Social Security Disability Insurance (SSDI) offers critical support to those struggling with disabilities. SSDI provides financial assistance to those unable to engage in substantial gainful activity due to a medical condition.
In this blog, we’ll cover the basics of SSDI, including its purpose, eligibility criteria, and the empowering role it plays for individuals facing disabilities.
What is SSDI?
SSDI is a federal program administered by the Social Security Administration (SSA). This insurance program acts as a safety net, designed to provide financial assistance to individuals with disabilities who are unable to work due to a severe medical impairment.
What are the benefits of SSDI?
SSDI serves as a lifeline for those facing disabilities. These benefits are a reliable source of income, helping individuals with disabilities cover essential living expenses, medical costs, and other necessities.
Eligibility for SSDI often comes with Medicare coverage, offering vital access to healthcare services and ensuring that individuals can address their medical needs without financial strain. For instance, SSDI recipients may access rehabilitation and vocational services aimed at enhancing their skills and abilities, facilitating a smoother transition back into the workforce if their condition improves.
Knowing that there is a safety net like SSDI in place gives peace of mind to disabled individuals and their families, fostering a sense of security despite their challenging circumstances.
Who is eligible for SSDI benefits?
The road to SSDI eligibility involves meeting specific criteria that the SSA has established.

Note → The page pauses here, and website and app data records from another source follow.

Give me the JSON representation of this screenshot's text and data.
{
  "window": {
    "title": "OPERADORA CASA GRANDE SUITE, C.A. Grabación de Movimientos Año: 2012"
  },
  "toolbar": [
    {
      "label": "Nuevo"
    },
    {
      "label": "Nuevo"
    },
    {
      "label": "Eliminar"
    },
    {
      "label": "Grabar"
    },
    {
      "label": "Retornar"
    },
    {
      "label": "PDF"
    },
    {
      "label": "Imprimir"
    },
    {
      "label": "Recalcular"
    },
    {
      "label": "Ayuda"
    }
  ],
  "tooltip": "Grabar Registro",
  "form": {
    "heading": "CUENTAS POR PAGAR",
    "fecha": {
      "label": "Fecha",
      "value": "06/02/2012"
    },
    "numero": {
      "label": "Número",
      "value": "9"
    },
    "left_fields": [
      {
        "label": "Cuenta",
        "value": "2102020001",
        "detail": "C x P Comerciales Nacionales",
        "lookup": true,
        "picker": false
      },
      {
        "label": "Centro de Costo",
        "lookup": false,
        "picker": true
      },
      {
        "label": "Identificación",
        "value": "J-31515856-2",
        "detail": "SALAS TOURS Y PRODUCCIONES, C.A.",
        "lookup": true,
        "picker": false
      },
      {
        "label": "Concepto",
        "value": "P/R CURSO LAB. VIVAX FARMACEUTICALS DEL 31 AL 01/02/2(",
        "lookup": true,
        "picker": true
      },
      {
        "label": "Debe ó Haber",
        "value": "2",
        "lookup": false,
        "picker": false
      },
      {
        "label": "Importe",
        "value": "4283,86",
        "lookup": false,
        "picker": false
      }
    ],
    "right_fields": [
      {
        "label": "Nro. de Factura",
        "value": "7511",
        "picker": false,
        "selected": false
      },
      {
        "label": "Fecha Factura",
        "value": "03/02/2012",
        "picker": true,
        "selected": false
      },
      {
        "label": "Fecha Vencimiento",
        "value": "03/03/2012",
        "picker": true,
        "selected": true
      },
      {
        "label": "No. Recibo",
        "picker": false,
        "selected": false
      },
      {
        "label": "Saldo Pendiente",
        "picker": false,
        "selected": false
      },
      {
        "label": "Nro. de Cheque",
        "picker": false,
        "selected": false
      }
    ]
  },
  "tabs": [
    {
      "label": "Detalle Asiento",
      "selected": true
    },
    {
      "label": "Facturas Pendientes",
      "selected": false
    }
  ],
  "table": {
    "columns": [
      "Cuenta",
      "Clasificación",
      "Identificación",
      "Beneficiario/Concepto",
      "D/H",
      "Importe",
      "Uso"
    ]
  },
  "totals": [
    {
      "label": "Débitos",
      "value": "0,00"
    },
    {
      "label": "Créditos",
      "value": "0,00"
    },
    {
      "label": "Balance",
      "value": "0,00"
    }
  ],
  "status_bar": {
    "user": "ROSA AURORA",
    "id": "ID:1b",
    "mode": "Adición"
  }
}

While each case is unique, applicants must meet these general requirements to qualify for disability benefits:
- Work credits: You must have earned sufficient work credits through your employment history. Work credits are earned based on the amount of income subject to Social Security taxes.
- Medical eligibility: Your disability must be anticipated to last for at least 12 months or result in death. It must also significantly limit your ability to do basic work-related activities, such as lifting, standing, walking, sitting, or remembering. The SSA maintains a comprehensive list of qualifying medical conditions, ranging from musculoskeletal disorders to respiratory and skin disorders, and you must provide medical evidence supporting your claim.
- Substantial gainful activity (SGA): You must not be engaged in substantial gainful activity (SGA). SGA is work that involves significant physical or mental activities and earns a certain income level. The 2024 SGA amount is $2,590 for blind people and $1,550 for all others who qualify for disability benefits. This number is reviewed and adjusted annually.
- Age: Disability benefits are typically available to individuals aged 18 and older. Younger individuals with disabilities may qualify for benefits under the Supplemental Security Income (SSI) program.
Where to get help applying for SSDI
As a disability law firm, we are dedicated to guiding our clients through the complex process of applying for SSDI benefits and appealing denials. Our goal is to advocate for your rights and ensure you receive the support you need to lead a fulfilling life despite any challenges you may face.
If you or a loved one are considering applying for SSDI, we are here to help you navigate this important journey toward financial stability and empowerment. Get in touch with our lawyers in Richmond, Charlotte, or Montgomery today.